EXERCISE PROMPT: Only the text of the records below belongs in the answer, copied exactly, with pictures omitted.

SUPPLIED INFORMATION:
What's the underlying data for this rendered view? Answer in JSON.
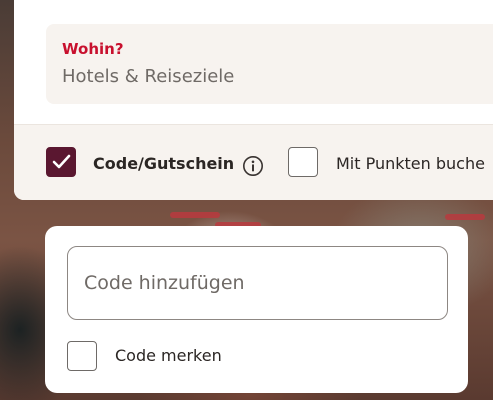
{
  "destination": {
    "label": "Wohin?",
    "placeholder": "Hotels & Reiseziele"
  },
  "options": {
    "code_voucher": {
      "label": "Code/Gutschein",
      "checked": true
    },
    "points": {
      "label": "Mit Punkten buche",
      "checked": false
    }
  },
  "code_panel": {
    "input_placeholder": "Code hinzufügen",
    "remember": {
      "label": "Code merken",
      "checked": false
    }
  },
  "colors": {
    "accent_red": "#c8102e",
    "checkbox_checked": "#5a1730",
    "panel_bg": "#f7f3ef"
  },
  "icons": [
    "checkmark-icon",
    "info-icon"
  ]
}
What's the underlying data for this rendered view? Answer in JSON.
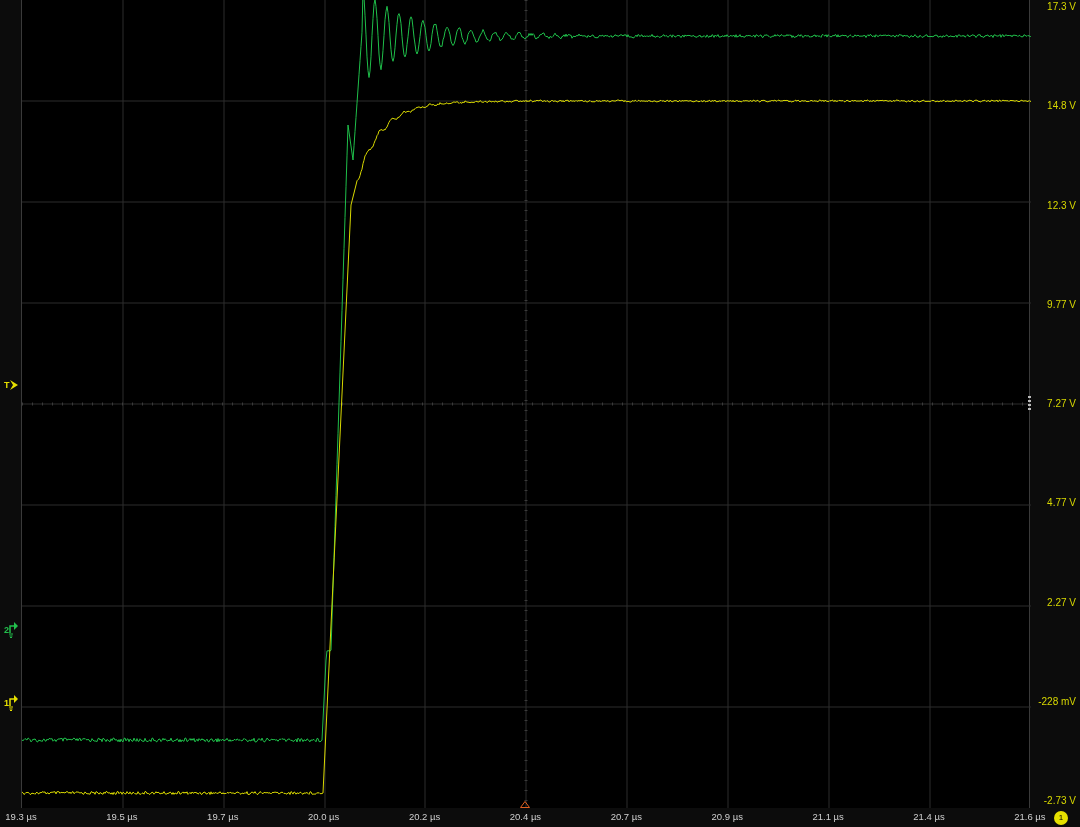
{
  "channel_markers": [
    {
      "label": "T",
      "kind": "trigger",
      "color": "#e6e000"
    },
    {
      "label": "2",
      "kind": "channel",
      "color": "#22c04c"
    },
    {
      "label": "1",
      "kind": "channel",
      "color": "#e6e000"
    }
  ],
  "y_axis": {
    "labels": [
      "17.3 V",
      "14.8 V",
      "12.3 V",
      "9.77 V",
      "7.27 V",
      "4.77 V",
      "2.27 V",
      "-228 mV",
      "-2.73 V"
    ]
  },
  "x_axis": {
    "labels": [
      "19.3 µs",
      "19.5 µs",
      "19.7 µs",
      "20.0 µs",
      "20.2 µs",
      "20.4 µs",
      "20.7 µs",
      "20.9 µs",
      "21.1 µs",
      "21.4 µs",
      "21.6 µs"
    ]
  },
  "channel_badge": "1"
}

RESPONSE:
What's the underlying data for this rendered view? Answer in JSON.
{
  "destination": {
    "label": "Wohin?",
    "placeholder": "Hotels & Reiseziele"
  },
  "options": {
    "code_voucher": {
      "label": "Code/Gutschein",
      "checked": true
    },
    "points": {
      "label": "Mit Punkten buche",
      "checked": false
    }
  },
  "code_panel": {
    "input_placeholder": "Code hinzufügen",
    "remember": {
      "label": "Code merken",
      "checked": false
    }
  },
  "colors": {
    "accent_red": "#c8102e",
    "checkbox_checked": "#5a1730",
    "panel_bg": "#f7f3ef"
  },
  "icons": [
    "checkmark-icon",
    "info-icon"
  ]
}
What's the underlying data for this rendered view? Answer in JSON.
{
  "channel_markers": [
    {
      "label": "T",
      "kind": "trigger",
      "color": "#e6e000"
    },
    {
      "label": "2",
      "kind": "channel",
      "color": "#22c04c"
    },
    {
      "label": "1",
      "kind": "channel",
      "color": "#e6e000"
    }
  ],
  "y_axis": {
    "labels": [
      "17.3 V",
      "14.8 V",
      "12.3 V",
      "9.77 V",
      "7.27 V",
      "4.77 V",
      "2.27 V",
      "-228 mV",
      "-2.73 V"
    ]
  },
  "x_axis": {
    "labels": [
      "19.3 µs",
      "19.5 µs",
      "19.7 µs",
      "20.0 µs",
      "20.2 µs",
      "20.4 µs",
      "20.7 µs",
      "20.9 µs",
      "21.1 µs",
      "21.4 µs",
      "21.6 µs"
    ]
  },
  "channel_badge": "1"
}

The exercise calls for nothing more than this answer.